Stored items from a collection
▼

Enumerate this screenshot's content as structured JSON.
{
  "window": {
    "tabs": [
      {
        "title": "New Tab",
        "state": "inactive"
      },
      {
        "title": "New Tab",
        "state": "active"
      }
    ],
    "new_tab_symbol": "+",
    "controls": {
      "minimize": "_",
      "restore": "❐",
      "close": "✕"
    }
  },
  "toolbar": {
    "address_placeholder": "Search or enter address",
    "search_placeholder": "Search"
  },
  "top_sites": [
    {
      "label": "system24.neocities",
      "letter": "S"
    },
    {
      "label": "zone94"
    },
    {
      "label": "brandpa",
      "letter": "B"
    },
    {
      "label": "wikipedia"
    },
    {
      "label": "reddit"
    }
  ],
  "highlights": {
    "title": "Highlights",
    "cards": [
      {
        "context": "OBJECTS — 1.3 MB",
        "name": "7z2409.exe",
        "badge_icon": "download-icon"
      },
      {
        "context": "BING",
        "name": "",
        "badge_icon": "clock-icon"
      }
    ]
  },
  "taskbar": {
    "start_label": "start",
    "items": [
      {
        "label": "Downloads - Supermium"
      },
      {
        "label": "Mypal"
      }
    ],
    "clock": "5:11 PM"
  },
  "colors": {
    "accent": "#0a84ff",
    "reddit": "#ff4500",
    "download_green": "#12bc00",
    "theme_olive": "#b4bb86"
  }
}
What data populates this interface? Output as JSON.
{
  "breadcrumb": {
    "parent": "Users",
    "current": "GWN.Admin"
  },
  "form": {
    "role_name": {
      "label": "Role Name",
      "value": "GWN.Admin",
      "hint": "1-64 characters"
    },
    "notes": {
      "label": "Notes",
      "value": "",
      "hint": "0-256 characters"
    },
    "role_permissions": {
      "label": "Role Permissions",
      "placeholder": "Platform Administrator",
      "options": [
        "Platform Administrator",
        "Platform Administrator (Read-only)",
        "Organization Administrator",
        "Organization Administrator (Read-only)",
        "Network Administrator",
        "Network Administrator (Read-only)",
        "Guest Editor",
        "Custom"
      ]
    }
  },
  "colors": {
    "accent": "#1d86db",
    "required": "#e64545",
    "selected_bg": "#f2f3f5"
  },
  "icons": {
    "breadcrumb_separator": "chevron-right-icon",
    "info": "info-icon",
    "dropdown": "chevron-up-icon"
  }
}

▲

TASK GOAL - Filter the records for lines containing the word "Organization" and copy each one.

ANSWER SECTION -
        "Organization Administrator",
        "Organization Administrator (Read-only)",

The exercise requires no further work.